• **TASK PROMPT**:
Repeat the records. Match each character exactly.

• **ENTRIES SUPPLIED**:
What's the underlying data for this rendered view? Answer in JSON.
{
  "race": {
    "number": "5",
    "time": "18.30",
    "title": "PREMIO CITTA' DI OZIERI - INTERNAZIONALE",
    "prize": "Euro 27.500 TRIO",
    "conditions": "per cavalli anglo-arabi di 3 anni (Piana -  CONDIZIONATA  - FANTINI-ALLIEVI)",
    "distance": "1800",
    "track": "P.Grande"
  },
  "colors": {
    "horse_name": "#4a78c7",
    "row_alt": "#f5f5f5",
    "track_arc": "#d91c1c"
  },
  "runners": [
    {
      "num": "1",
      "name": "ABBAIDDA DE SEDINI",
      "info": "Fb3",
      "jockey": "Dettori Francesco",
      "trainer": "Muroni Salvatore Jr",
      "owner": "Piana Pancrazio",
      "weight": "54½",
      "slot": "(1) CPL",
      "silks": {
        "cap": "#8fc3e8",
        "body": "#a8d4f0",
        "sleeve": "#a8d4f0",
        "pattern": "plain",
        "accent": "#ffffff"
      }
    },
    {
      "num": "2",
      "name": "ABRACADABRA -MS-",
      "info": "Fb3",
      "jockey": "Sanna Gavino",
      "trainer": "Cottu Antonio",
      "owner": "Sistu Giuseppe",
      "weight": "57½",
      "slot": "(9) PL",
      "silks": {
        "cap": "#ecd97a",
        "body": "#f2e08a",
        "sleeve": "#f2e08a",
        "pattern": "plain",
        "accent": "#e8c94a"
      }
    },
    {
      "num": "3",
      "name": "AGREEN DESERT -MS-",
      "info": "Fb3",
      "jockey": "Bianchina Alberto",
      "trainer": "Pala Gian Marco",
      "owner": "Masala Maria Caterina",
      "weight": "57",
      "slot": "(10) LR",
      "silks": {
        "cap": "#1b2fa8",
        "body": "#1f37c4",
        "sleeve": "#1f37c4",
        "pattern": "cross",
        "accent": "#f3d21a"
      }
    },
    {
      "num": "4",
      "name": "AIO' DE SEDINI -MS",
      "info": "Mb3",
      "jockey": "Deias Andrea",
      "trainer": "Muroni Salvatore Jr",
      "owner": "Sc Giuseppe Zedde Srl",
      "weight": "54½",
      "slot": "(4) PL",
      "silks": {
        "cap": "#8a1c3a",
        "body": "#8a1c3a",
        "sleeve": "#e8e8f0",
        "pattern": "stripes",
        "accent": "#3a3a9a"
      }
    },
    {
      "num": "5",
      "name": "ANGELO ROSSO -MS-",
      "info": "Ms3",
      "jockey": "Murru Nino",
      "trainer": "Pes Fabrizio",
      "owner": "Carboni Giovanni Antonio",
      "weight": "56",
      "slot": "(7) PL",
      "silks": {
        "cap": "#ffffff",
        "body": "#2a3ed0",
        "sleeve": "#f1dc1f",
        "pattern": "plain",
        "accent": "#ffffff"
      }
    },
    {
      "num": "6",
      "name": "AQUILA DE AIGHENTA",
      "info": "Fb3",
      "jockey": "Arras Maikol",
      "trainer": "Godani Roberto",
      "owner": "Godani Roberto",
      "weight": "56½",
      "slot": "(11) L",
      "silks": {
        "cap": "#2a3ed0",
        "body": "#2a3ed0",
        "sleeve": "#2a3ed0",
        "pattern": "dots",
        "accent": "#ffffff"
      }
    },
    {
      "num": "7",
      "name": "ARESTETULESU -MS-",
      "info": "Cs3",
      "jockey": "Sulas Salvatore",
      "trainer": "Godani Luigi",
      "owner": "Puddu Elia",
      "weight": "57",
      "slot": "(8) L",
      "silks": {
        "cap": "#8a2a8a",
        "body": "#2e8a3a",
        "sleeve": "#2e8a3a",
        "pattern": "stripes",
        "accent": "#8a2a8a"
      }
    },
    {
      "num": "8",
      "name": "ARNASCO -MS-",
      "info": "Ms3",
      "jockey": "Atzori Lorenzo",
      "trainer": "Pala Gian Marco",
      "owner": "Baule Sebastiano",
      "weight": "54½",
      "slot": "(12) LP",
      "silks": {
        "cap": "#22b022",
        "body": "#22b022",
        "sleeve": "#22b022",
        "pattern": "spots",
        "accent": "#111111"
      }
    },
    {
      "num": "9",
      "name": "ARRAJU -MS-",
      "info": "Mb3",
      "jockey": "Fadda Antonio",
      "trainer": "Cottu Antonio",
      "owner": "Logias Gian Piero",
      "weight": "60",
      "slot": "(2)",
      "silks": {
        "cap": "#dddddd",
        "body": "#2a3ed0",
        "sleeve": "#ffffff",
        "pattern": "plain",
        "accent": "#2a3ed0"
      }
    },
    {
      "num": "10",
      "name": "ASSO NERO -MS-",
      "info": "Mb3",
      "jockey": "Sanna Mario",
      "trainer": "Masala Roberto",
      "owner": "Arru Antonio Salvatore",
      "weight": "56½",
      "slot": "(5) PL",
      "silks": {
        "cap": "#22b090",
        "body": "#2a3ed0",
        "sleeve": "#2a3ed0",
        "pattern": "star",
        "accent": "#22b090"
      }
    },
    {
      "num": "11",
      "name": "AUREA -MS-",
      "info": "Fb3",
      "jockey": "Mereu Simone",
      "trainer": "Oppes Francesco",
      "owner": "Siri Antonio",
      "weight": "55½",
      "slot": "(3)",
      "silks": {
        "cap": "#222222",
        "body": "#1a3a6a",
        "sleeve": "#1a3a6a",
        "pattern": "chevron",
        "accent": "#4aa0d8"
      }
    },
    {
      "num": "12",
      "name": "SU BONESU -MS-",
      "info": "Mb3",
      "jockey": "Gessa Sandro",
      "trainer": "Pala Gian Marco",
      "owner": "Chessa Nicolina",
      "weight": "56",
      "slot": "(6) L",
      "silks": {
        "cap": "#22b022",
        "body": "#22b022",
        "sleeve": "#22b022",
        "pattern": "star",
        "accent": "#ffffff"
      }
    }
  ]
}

• **REPLY TO THE EXERCISE**:
What's the underlying data for this rendered view? Answer in JSON.
{
  "race": {
    "number": "5",
    "time": "18.30",
    "title": "PREMIO CITTA' DI OZIERI - INTERNAZIONALE",
    "prize": "Euro 27.500 TRIO",
    "conditions": "per cavalli anglo-arabi di 3 anni (Piana -  CONDIZIONATA  - FANTINI-ALLIEVI)",
    "distance": "1800",
    "track": "P.Grande"
  },
  "colors": {
    "horse_name": "#4a78c7",
    "row_alt": "#f5f5f5",
    "track_arc": "#d91c1c"
  },
  "runners": [
    {
      "num": "1",
      "name": "ABBAIDDA DE SEDINI",
      "info": "Fb3",
      "jockey": "Dettori Francesco",
      "trainer": "Muroni Salvatore Jr",
      "owner": "Piana Pancrazio",
      "weight": "54½",
      "slot": "(1) CPL",
      "silks": {
        "cap": "#8fc3e8",
        "body": "#a8d4f0",
        "sleeve": "#a8d4f0",
        "pattern": "plain",
        "accent": "#ffffff"
      }
    },
    {
      "num": "2",
      "name": "ABRACADABRA -MS-",
      "info": "Fb3",
      "jockey": "Sanna Gavino",
      "trainer": "Cottu Antonio",
      "owner": "Sistu Giuseppe",
      "weight": "57½",
      "slot": "(9) PL",
      "silks": {
        "cap": "#ecd97a",
        "body": "#f2e08a",
        "sleeve": "#f2e08a",
        "pattern": "plain",
        "accent": "#e8c94a"
      }
    },
    {
      "num": "3",
      "name": "AGREEN DESERT -MS-",
      "info": "Fb3",
      "jockey": "Bianchina Alberto",
      "trainer": "Pala Gian Marco",
      "owner": "Masala Maria Caterina",
      "weight": "57",
      "slot": "(10) LR",
      "silks": {
        "cap": "#1b2fa8",
        "body": "#1f37c4",
        "sleeve": "#1f37c4",
        "pattern": "cross",
        "accent": "#f3d21a"
      }
    },
    {
      "num": "4",
      "name": "AIO' DE SEDINI -MS",
      "info": "Mb3",
      "jockey": "Deias Andrea",
      "trainer": "Muroni Salvatore Jr",
      "owner": "Sc Giuseppe Zedde Srl",
      "weight": "54½",
      "slot": "(4) PL",
      "silks": {
        "cap": "#8a1c3a",
        "body": "#8a1c3a",
        "sleeve": "#e8e8f0",
        "pattern": "stripes",
        "accent": "#3a3a9a"
      }
    },
    {
      "num": "5",
      "name": "ANGELO ROSSO -MS-",
      "info": "Ms3",
      "jockey": "Murru Nino",
      "trainer": "Pes Fabrizio",
      "owner": "Carboni Giovanni Antonio",
      "weight": "56",
      "slot": "(7) PL",
      "silks": {
        "cap": "#ffffff",
        "body": "#2a3ed0",
        "sleeve": "#f1dc1f",
        "pattern": "plain",
        "accent": "#ffffff"
      }
    },
    {
      "num": "6",
      "name": "AQUILA DE AIGHENTA",
      "info": "Fb3",
      "jockey": "Arras Maikol",
      "trainer": "Godani Roberto",
      "owner": "Godani Roberto",
      "weight": "56½",
      "slot": "(11) L",
      "silks": {
        "cap": "#2a3ed0",
        "body": "#2a3ed0",
        "sleeve": "#2a3ed0",
        "pattern": "dots",
        "accent": "#ffffff"
      }
    },
    {
      "num": "7",
      "name": "ARESTETULESU -MS-",
      "info": "Cs3",
      "jockey": "Sulas Salvatore",
      "trainer": "Godani Luigi",
      "owner": "Puddu Elia",
      "weight": "57",
      "slot": "(8) L",
      "silks": {
        "cap": "#8a2a8a",
        "body": "#2e8a3a",
        "sleeve": "#2e8a3a",
        "pattern": "stripes",
        "accent": "#8a2a8a"
      }
    },
    {
      "num": "8",
      "name": "ARNASCO -MS-",
      "info": "Ms3",
      "jockey": "Atzori Lorenzo",
      "trainer": "Pala Gian Marco",
      "owner": "Baule Sebastiano",
      "weight": "54½",
      "slot": "(12) LP",
      "silks": {
        "cap": "#22b022",
        "body": "#22b022",
        "sleeve": "#22b022",
        "pattern": "spots",
        "accent": "#111111"
      }
    },
    {
      "num": "9",
      "name": "ARRAJU -MS-",
      "info": "Mb3",
      "jockey": "Fadda Antonio",
      "trainer": "Cottu Antonio",
      "owner": "Logias Gian Piero",
      "weight": "60",
      "slot": "(2)",
      "silks": {
        "cap": "#dddddd",
        "body": "#2a3ed0",
        "sleeve": "#ffffff",
        "pattern": "plain",
        "accent": "#2a3ed0"
      }
    },
    {
      "num": "10",
      "name": "ASSO NERO -MS-",
      "info": "Mb3",
      "jockey": "Sanna Mario",
      "trainer": "Masala Roberto",
      "owner": "Arru Antonio Salvatore",
      "weight": "56½",
      "slot": "(5) PL",
      "silks": {
        "cap": "#22b090",
        "body": "#2a3ed0",
        "sleeve": "#2a3ed0",
        "pattern": "star",
        "accent": "#22b090"
      }
    },
    {
      "num": "11",
      "name": "AUREA -MS-",
      "info": "Fb3",
      "jockey": "Mereu Simone",
      "trainer": "Oppes Francesco",
      "owner": "Siri Antonio",
      "weight": "55½",
      "slot": "(3)",
      "silks": {
        "cap": "#222222",
        "body": "#1a3a6a",
        "sleeve": "#1a3a6a",
        "pattern": "chevron",
        "accent": "#4aa0d8"
      }
    },
    {
      "num": "12",
      "name": "SU BONESU -MS-",
      "info": "Mb3",
      "jockey": "Gessa Sandro",
      "trainer": "Pala Gian Marco",
      "owner": "Chessa Nicolina",
      "weight": "56",
      "slot": "(6) L",
      "silks": {
        "cap": "#22b022",
        "body": "#22b022",
        "sleeve": "#22b022",
        "pattern": "star",
        "accent": "#ffffff"
      }
    }
  ]
}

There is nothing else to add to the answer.